Copy out each line of the data holding "Classification".

(Material supplied)

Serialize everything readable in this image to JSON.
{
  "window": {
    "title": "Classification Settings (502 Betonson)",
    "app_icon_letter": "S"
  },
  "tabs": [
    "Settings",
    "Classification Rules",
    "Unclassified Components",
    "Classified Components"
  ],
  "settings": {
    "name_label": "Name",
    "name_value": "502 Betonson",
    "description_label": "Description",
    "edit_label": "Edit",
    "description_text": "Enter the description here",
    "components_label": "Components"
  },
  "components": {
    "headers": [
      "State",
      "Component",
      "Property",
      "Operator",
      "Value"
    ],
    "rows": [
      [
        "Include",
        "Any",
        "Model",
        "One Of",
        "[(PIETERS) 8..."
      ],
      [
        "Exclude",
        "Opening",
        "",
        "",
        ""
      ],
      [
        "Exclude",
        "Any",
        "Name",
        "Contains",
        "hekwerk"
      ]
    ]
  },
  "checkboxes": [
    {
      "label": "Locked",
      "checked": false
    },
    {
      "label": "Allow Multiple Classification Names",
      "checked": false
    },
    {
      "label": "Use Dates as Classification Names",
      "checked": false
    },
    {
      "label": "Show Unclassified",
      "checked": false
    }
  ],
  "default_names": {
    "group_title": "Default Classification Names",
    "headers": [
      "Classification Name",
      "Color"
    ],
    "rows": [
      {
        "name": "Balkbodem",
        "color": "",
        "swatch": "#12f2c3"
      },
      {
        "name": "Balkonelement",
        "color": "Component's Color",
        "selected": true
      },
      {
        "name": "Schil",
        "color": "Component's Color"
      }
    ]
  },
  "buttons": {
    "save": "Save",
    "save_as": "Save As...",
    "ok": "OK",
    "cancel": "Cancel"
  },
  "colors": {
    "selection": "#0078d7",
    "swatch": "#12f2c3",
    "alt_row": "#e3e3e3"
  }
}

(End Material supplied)

Response:
    "title": "Classification Settings (502 Betonson)",
    "Classification Rules",
      "label": "Allow Multiple Classification Names",
      "label": "Use Dates as Classification Names",
    "group_title": "Default Classification Names",
      "Classification Name",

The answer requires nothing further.